- Disconnect the negative (black) clamp from the vehicle with the good battery.
- Disconnect the positive (red) clamp from the vehicle with the good battery.
- Disconnect the positive (red) clamp from the vehicle with the bad battery.
If you’ve followed these steps properly (and the battery isn’t completely unrecoverable), the bad battery should have enough power to allow you to drive to your nearest Firestone Complete Auto Care for a free battery check.
How Long to Charge a Car Battery
Fully charging a battery with a charger could take anywhere from a couple of hours to a couple of days, depending on the strength of the charger and the battery’s voltage. While a partially charged car battery will still allow you to drive your car, at least for a short distance, you run the risk of starting this process all over again if you don’t wait for a full charge.
If you use jumper cables, don’t turn the engine off right after the jumpstart. Instead, cruise around for at least 15 minutes so the battery can continue charging. Kill the engine too soon and you could find yourself needing another jumpstart.
If a battery is bad, it won’t hold a charge—no matter how long you leave it hooked up to another car or charger.
What to Do If a Car Battery Won’t Hold a Charge

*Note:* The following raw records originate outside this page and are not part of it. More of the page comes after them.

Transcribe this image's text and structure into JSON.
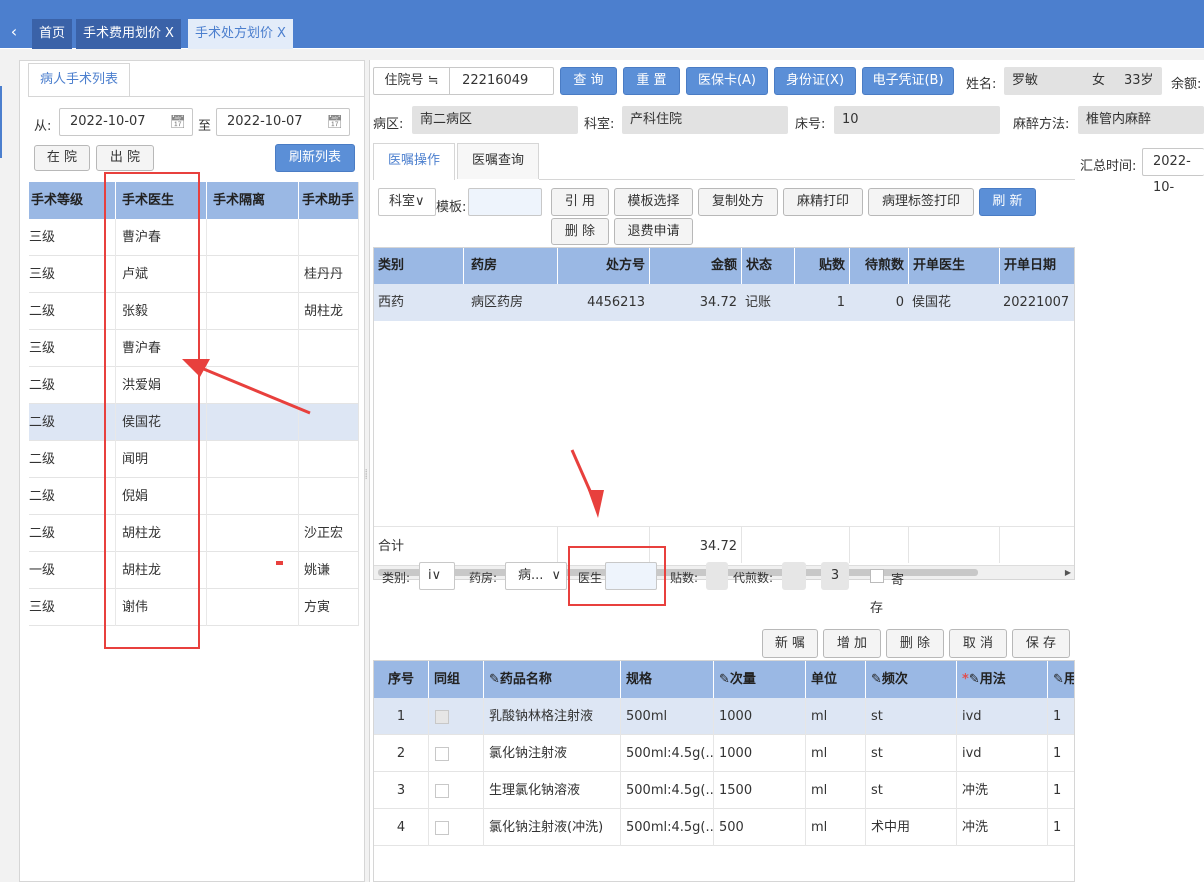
{
  "tabs": {
    "home": "首页",
    "surgery_fee": "手术费用划价",
    "surgery_rx": "手术处方划价",
    "close": "X"
  },
  "left": {
    "tab_label": "病人手术列表",
    "from_label": "从:",
    "from_date": "2022-10-07",
    "to_label": "至",
    "to_date": "2022-10-07",
    "in_hospital": "在 院",
    "discharged": "出 院",
    "refresh_list": "刷新列表",
    "columns": [
      "手术等级",
      "手术医生",
      "手术隔离",
      "手术助手"
    ],
    "rows": [
      {
        "level": "三级",
        "doctor": "曹沪春",
        "isolation": "",
        "assistant": ""
      },
      {
        "level": "三级",
        "doctor": "卢斌",
        "isolation": "",
        "assistant": "桂丹丹"
      },
      {
        "level": "二级",
        "doctor": "张毅",
        "isolation": "",
        "assistant": "胡柱龙"
      },
      {
        "level": "三级",
        "doctor": "曹沪春",
        "isolation": "",
        "assistant": ""
      },
      {
        "level": "二级",
        "doctor": "洪爱娟",
        "isolation": "",
        "assistant": ""
      },
      {
        "level": "二级",
        "doctor": "侯国花",
        "isolation": "",
        "assistant": ""
      },
      {
        "level": "二级",
        "doctor": "闻明",
        "isolation": "",
        "assistant": ""
      },
      {
        "level": "二级",
        "doctor": "倪娟",
        "isolation": "",
        "assistant": ""
      },
      {
        "level": "二级",
        "doctor": "胡柱龙",
        "isolation": "",
        "assistant": "沙正宏"
      },
      {
        "level": "一级",
        "doctor": "胡柱龙",
        "isolation": "",
        "assistant": "姚谦"
      },
      {
        "level": "三级",
        "doctor": "谢伟",
        "isolation": "",
        "assistant": "方寅"
      }
    ],
    "selected_row": 5
  },
  "patient": {
    "admission_select": "住院号 ≒",
    "admission_no": "22216049",
    "query": "查 询",
    "reset": "重 置",
    "medical_card": "医保卡(A)",
    "id_card": "身份证(X)",
    "e_voucher": "电子凭证(B)",
    "name_label": "姓名:",
    "name": "罗敏",
    "sex": "女",
    "age": "33岁",
    "balance_label": "余额:",
    "ward_label": "病区:",
    "ward": "南二病区",
    "dept_label": "科室:",
    "dept": "产科住院",
    "bed_label": "床号:",
    "bed": "10",
    "anes_label": "麻醉方法:",
    "anes": "椎管内麻醉"
  },
  "order_tabs": {
    "operate": "医嘱操作",
    "query": "医嘱查询"
  },
  "summary_time_label": "汇总时间:",
  "summary_time": "2022-10-",
  "toolbar": {
    "dept_select": "科室∨",
    "template_label": "模板:",
    "cite": "引 用",
    "template_select": "模板选择",
    "copy_rx": "复制处方",
    "narcotic_print": "麻精打印",
    "pathology_print": "病理标签打印",
    "refresh": "刷 新",
    "delete": "删 除",
    "refund": "退费申请"
  },
  "rx_grid": {
    "columns": [
      "类别",
      "药房",
      "处方号",
      "金额",
      "状态",
      "贴数",
      "待煎数",
      "开单医生",
      "开单日期"
    ],
    "rows": [
      {
        "type": "西药",
        "pharmacy": "病区药房",
        "rx_no": "4456213",
        "amount": "34.72",
        "status": "记账",
        "doses": "1",
        "pending": "0",
        "doctor": "侯国花",
        "date": "20221007"
      }
    ],
    "total_label": "合计",
    "total": "34.72"
  },
  "form": {
    "type_label": "类别:",
    "type_value": "i∨",
    "pharmacy_label": "药房:",
    "pharmacy_value": "病...",
    "pharmacy_caret": "∨",
    "doctor_label": "医生",
    "doses_label": "贴数:",
    "decoct_label": "代煎数:",
    "decoct_value": "3",
    "store_label_1": "寄",
    "store_label_2": "存"
  },
  "actions": {
    "new_order": "新 嘱",
    "add": "增 加",
    "delete": "删 除",
    "cancel": "取 消",
    "save": "保 存"
  },
  "detail_grid": {
    "columns": [
      "序号",
      "同组",
      "药品名称",
      "规格",
      "次量",
      "单位",
      "频次",
      "用法",
      "用"
    ],
    "rows": [
      {
        "seq": "1",
        "name": "乳酸钠林格注射液",
        "spec": "500ml",
        "dose": "1000",
        "unit": "ml",
        "freq": "st",
        "usage": "ivd",
        "qty": "1"
      },
      {
        "seq": "2",
        "name": "氯化钠注射液",
        "spec": "500ml:4.5g(...",
        "dose": "1000",
        "unit": "ml",
        "freq": "st",
        "usage": "ivd",
        "qty": "1"
      },
      {
        "seq": "3",
        "name": "生理氯化钠溶液",
        "spec": "500ml:4.5g(...",
        "dose": "1500",
        "unit": "ml",
        "freq": "st",
        "usage": "冲洗",
        "qty": "1"
      },
      {
        "seq": "4",
        "name": "氯化钠注射液(冲洗)",
        "spec": "500ml:4.5g(...",
        "dose": "500",
        "unit": "ml",
        "freq": "术中用",
        "usage": "冲洗",
        "qty": "1"
      }
    ],
    "selected_row": 0
  },
  "colors": {
    "accent": "#4c7fce",
    "header": "#9ab8e4",
    "button": "#5b8fd7",
    "annotation": "#e8403d"
  }
}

If the car battery doesn’t hold a charge, you’ll need to tow your car to a place that can fix the issue. It’s time for a new car battery. Thankfully, with more than 1,700 locations across the country, your nearest Firestone Complete Auto Care isn’t hard to find! Whether you pull in or get towed in, one of our trained technicians can inspect your battery and help you find the right car battery at the right price.